I’ve also heard that the schools will be making every effort to keep students protected from any media that comes to cover the news.
I would have liked to hear just a little bit more detail, on how they planned to tell students about it, or how they planned on handling questions that would come up or what language they planned on using.
But at the same time, the onus of helping our kids deal with the crisis shouldn’t be placed strictly on the shoulders of our teachers and administrators. It would be kind to remember that those in the schools have suffered a loss too, and that they’re doing the best they can under very stressful circumstances.
Svetlana Bell was a staff member, colleague and friend to administrators and other teachers. She taught in the district since 2006, according to published reports. It’s a shame that her co-workers can’t simply mourn on their own; instead they also need to be mindful that our children are protected through the process. We need to remember how this tragedy impacts everyone all around.
The tragedy goes far beyond all of us: Mrs. Bell has children and a wider family beyond that is mourning the loss of their loved one.
Phoebe Myers said something about this event that really hit home for me: “The fact that we had two violent incidents within a very short time, it certainly highlights the fact that no community is immune to this kind of tragedy. The fact that it happened twice in a row is shocking, but it’s a reminder for all of us that we don’t live in a perfect gilded cage.”
Which is something that underscores how healing from this will take time.
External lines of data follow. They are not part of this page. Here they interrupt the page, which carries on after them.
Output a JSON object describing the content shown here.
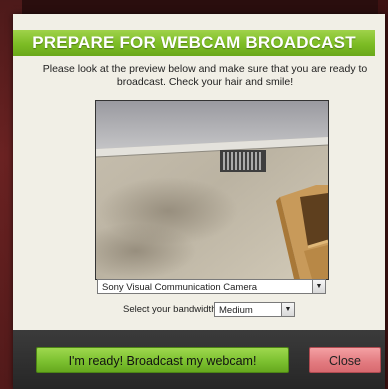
{
  "dialog": {
    "title": "PREPARE FOR WEBCAM BROADCAST",
    "intro_line1": "Please look at the preview below and make sure that you are ready to",
    "intro_line2": "broadcast.  Check your hair and smile!"
  },
  "camera_select": {
    "selected": "Sony Visual Communication Camera"
  },
  "bandwidth": {
    "label": "Select your bandwidth",
    "selected": "Medium"
  },
  "buttons": {
    "ready": "I'm ready! Broadcast my webcam!",
    "close": "Close"
  },
  "colors": {
    "header_green": "#7cbc24",
    "ready_green": "#7cc130",
    "close_red": "#e27a7f",
    "footer_dark": "#2e2e2e",
    "panel_bg": "#f1efe6"
  }
}
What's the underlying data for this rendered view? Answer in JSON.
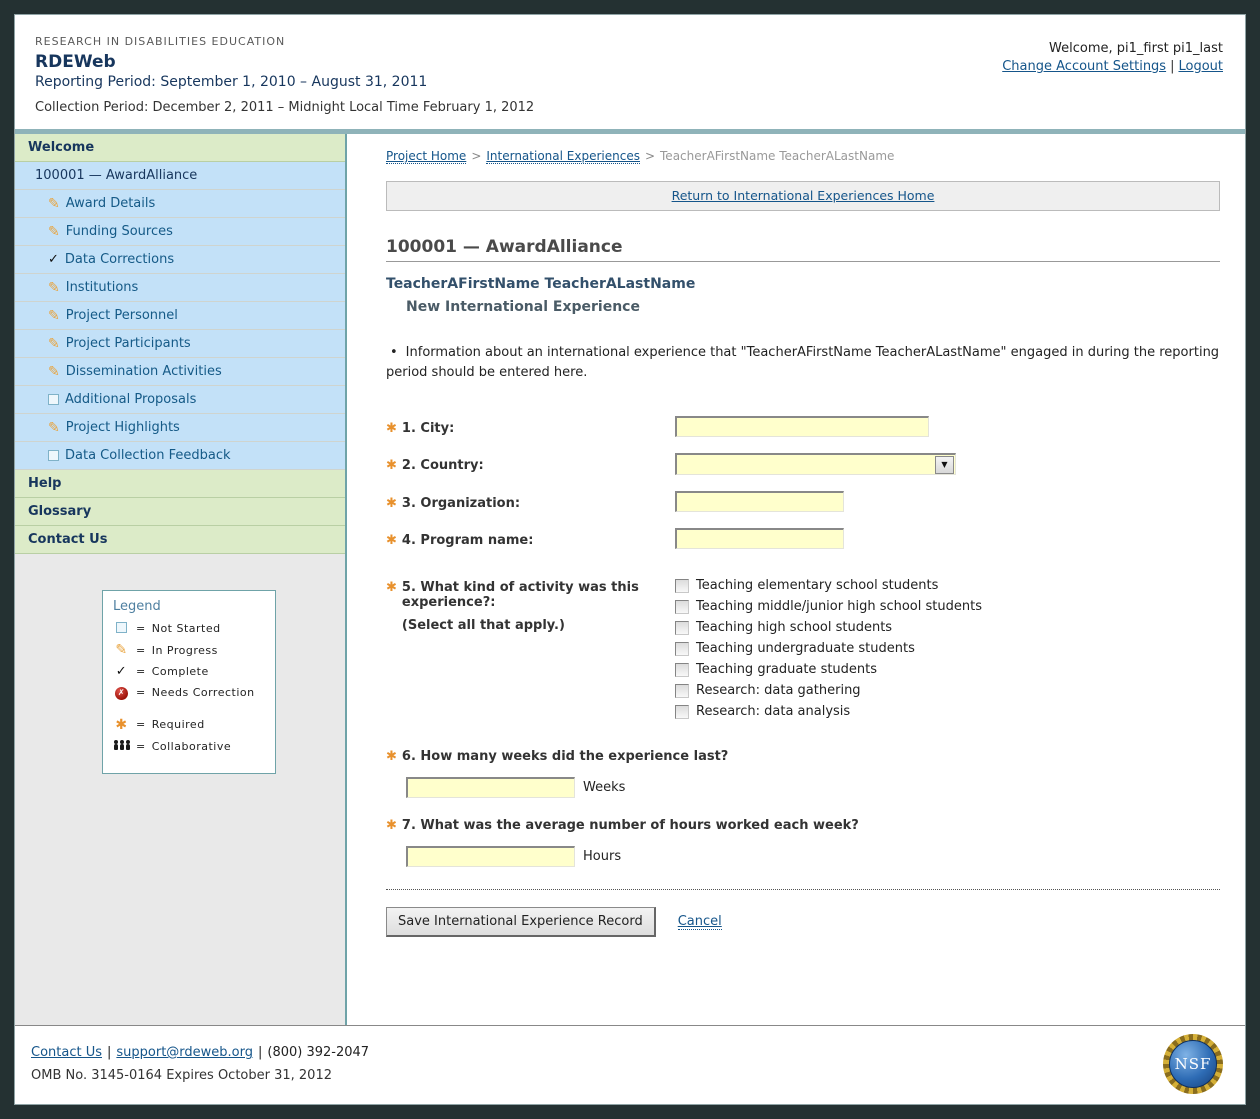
{
  "colors": {
    "frame": "#243132",
    "teal_band": "#8fb3b9",
    "sidebar_green": "#dcebc8",
    "sidebar_blue": "#c3e1f8",
    "input_yellow": "#ffffcc",
    "required_orange": "#e8912d",
    "link_blue": "#15558a",
    "heading_navy": "#17365d"
  },
  "icons": {
    "pencil": "✎",
    "check": "✓",
    "error_x": "✗",
    "star": "✱",
    "dropdown_arrow": "▼",
    "bullet": "•"
  },
  "header": {
    "eyebrow": "RESEARCH IN DISABILITIES EDUCATION",
    "app_title": "RDEWeb",
    "reporting_period": "Reporting Period: September 1, 2010 – August 31, 2011",
    "collection_period": "Collection Period: December 2, 2011 – Midnight Local Time February 1, 2012",
    "welcome": "Welcome, pi1_first pi1_last",
    "change_account": "Change Account Settings",
    "sep": "|",
    "logout": "Logout"
  },
  "sidebar": {
    "welcome": "Welcome",
    "award": "100001 — AwardAlliance",
    "items": [
      {
        "icon": "pencil",
        "label": "Award Details"
      },
      {
        "icon": "pencil",
        "label": "Funding Sources"
      },
      {
        "icon": "check",
        "label": "Data Corrections"
      },
      {
        "icon": "pencil",
        "label": "Institutions"
      },
      {
        "icon": "pencil",
        "label": "Project Personnel"
      },
      {
        "icon": "pencil",
        "label": "Project Participants"
      },
      {
        "icon": "pencil",
        "label": "Dissemination Activities"
      },
      {
        "icon": "square",
        "label": "Additional Proposals"
      },
      {
        "icon": "pencil",
        "label": "Project Highlights"
      },
      {
        "icon": "square",
        "label": "Data Collection Feedback"
      }
    ],
    "help": "Help",
    "glossary": "Glossary",
    "contact_us": "Contact Us"
  },
  "legend": {
    "title": "Legend",
    "eq": "=",
    "items": [
      {
        "icon": "square",
        "label": "Not Started"
      },
      {
        "icon": "pencil",
        "label": "In Progress"
      },
      {
        "icon": "check",
        "label": "Complete"
      },
      {
        "icon": "error",
        "label": "Needs Correction"
      },
      {
        "icon": "star",
        "label": "Required"
      },
      {
        "icon": "people",
        "label": "Collaborative"
      }
    ]
  },
  "breadcrumb": {
    "project_home": "Project Home",
    "sep": ">",
    "international_experiences": "International Experiences",
    "current": "TeacherAFirstName TeacherALastName"
  },
  "main": {
    "return_link": "Return to International Experiences Home",
    "award_title": "100001 — AwardAlliance",
    "teacher_name": "TeacherAFirstName TeacherALastName",
    "subtitle": "New International Experience",
    "info_bullet": "Information about an international experience that \"TeacherAFirstName TeacherALastName\" engaged in during the reporting period should be entered here.",
    "form": {
      "q1_label": "1. City:",
      "q2_label": "2. Country:",
      "q3_label": "3. Organization:",
      "q4_label": "4. Program name:",
      "q5_label": "5. What kind of activity was this experience?:",
      "q5_hint": "(Select all that apply.)",
      "q5_options": [
        "Teaching elementary school students",
        "Teaching middle/junior high school students",
        "Teaching high school students",
        "Teaching undergraduate students",
        "Teaching graduate students",
        "Research: data gathering",
        "Research: data analysis"
      ],
      "q6_label": "6. How many weeks did the experience last?",
      "q6_unit": "Weeks",
      "q7_label": "7. What was the average number of hours worked each week?",
      "q7_unit": "Hours",
      "save_label": "Save International Experience Record",
      "cancel_label": "Cancel"
    }
  },
  "footer": {
    "contact_us": "Contact Us",
    "sep": "|",
    "email": "support@rdeweb.org",
    "phone": "(800) 392-2047",
    "omb": "OMB No. 3145-0164 Expires October 31, 2012",
    "nsf": "NSF"
  }
}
It will take time for us to know how our children will react and how we can help them. It will take time for our school to heal—it’s not a problem with a simple solution and we need to work together with a bit of patience. And it will take time to realize that despite the kind of community Wilton is, we still have to confront terrible, horrible real-life moments.
It’s that challenge we have as individuals, as members of a community and as parents that help us live up to being better human beings. It’s in the understanding of the imperfection that exists and how we rise to the challenge of dealing with it that shows our humanity. And it’s in the communication of that to our children that shows our chance at being a better people.
Rest in peace, Svetlana. And my thoughts go out to all of us touched by this very human tragedy.